> [What to work on]: State only how many lines of the records contain the string "this".

> [Extracted records]:
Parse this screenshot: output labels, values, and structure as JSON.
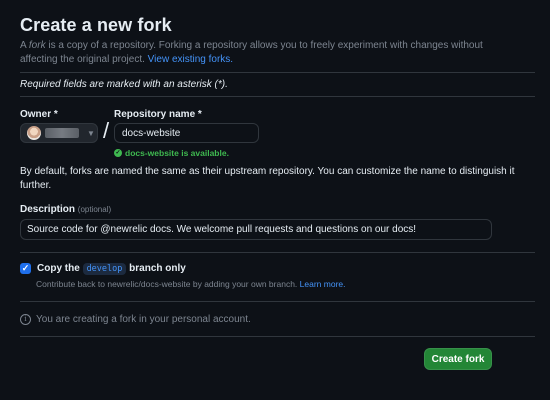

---

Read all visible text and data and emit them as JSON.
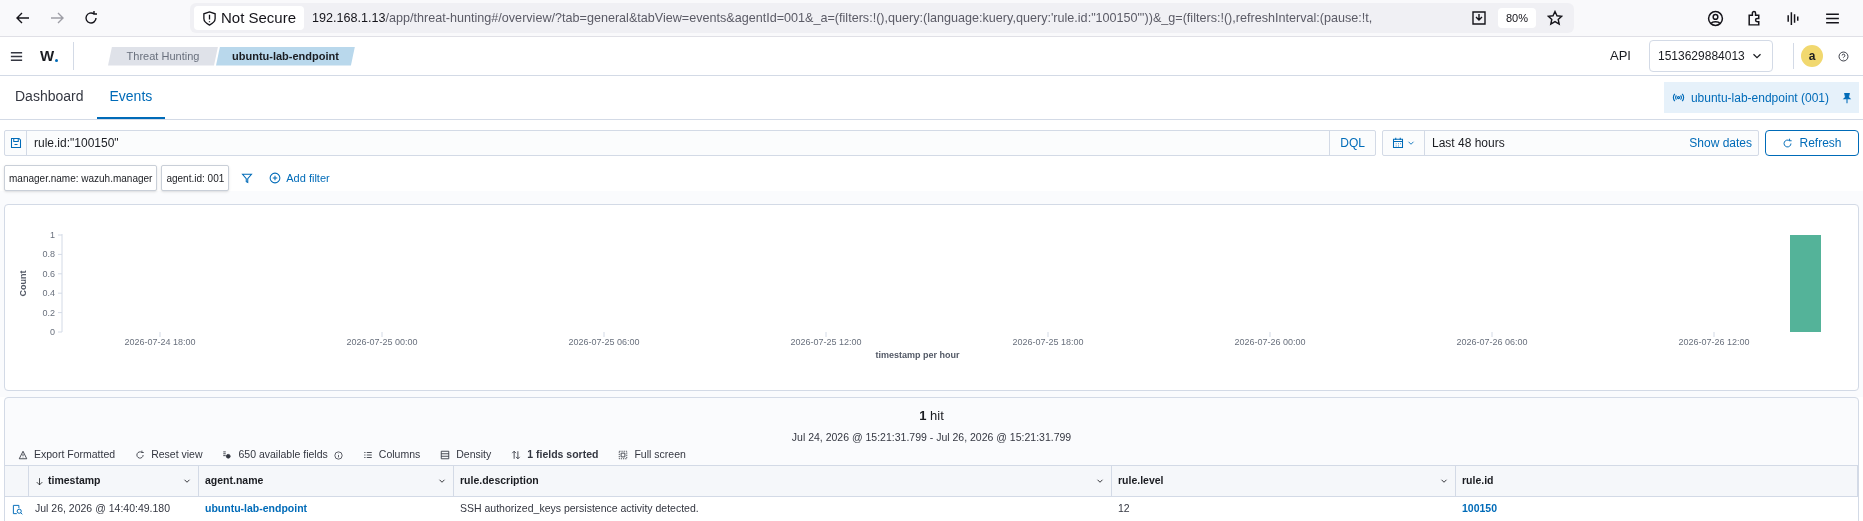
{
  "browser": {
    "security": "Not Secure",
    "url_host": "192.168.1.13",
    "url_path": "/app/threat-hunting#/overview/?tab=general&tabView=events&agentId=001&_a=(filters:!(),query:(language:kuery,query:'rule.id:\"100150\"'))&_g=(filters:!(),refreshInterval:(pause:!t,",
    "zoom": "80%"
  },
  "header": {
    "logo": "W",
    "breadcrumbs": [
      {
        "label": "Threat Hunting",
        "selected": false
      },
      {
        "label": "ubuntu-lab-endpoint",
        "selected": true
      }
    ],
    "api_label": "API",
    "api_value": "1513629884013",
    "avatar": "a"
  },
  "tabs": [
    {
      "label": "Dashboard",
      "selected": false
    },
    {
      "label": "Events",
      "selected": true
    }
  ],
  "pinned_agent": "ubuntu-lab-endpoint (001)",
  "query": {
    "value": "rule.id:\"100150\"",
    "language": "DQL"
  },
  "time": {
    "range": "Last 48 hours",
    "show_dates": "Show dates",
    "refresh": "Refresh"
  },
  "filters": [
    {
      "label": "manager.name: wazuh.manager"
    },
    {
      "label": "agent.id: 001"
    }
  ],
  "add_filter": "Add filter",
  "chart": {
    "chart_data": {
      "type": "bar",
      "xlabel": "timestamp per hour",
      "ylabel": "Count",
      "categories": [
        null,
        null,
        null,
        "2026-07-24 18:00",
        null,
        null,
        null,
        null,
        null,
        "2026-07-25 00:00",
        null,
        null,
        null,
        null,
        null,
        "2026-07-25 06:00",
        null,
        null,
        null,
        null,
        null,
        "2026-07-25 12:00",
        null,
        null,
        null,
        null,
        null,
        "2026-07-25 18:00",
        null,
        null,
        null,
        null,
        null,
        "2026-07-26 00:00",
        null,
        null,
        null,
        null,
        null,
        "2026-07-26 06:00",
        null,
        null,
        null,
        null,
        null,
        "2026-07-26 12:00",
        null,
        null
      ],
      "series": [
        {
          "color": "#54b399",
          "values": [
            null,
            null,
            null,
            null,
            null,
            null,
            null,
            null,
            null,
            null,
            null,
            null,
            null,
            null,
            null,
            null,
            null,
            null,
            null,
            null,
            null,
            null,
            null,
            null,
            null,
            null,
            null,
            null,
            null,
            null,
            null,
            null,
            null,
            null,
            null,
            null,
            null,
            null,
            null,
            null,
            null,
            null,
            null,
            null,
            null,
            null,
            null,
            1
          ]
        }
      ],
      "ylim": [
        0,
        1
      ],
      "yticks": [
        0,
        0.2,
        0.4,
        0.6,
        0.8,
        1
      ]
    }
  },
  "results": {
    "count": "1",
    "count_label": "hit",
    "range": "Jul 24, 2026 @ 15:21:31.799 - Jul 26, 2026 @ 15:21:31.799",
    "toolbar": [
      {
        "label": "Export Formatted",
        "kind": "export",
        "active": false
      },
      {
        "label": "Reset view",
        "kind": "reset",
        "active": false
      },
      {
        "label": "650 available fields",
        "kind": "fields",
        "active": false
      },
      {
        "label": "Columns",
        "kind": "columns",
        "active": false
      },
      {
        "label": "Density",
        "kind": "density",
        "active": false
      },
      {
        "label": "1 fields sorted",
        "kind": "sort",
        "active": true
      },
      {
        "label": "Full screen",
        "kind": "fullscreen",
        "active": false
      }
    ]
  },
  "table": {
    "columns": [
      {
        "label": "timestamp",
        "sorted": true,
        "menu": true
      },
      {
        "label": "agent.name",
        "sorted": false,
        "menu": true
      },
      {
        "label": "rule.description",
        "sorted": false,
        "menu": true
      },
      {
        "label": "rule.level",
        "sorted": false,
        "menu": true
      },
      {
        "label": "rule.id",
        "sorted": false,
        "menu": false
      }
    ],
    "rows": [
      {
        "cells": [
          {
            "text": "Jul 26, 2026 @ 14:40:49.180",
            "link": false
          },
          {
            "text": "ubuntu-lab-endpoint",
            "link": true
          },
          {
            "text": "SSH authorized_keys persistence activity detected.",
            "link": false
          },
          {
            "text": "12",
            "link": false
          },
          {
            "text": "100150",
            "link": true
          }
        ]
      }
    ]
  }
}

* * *

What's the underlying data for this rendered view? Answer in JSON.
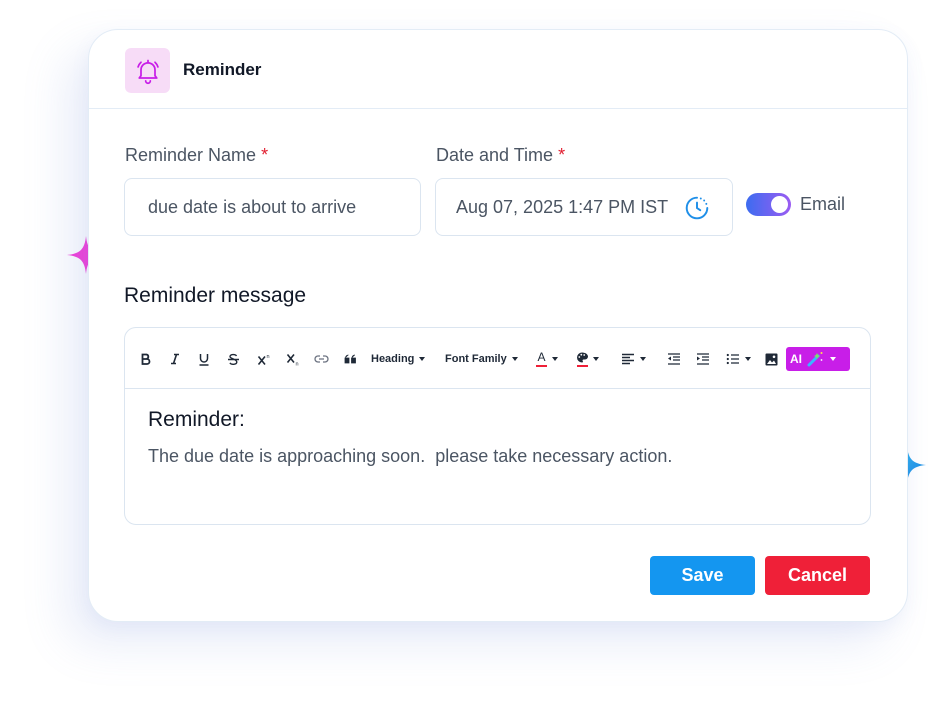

> [Written reply]: 2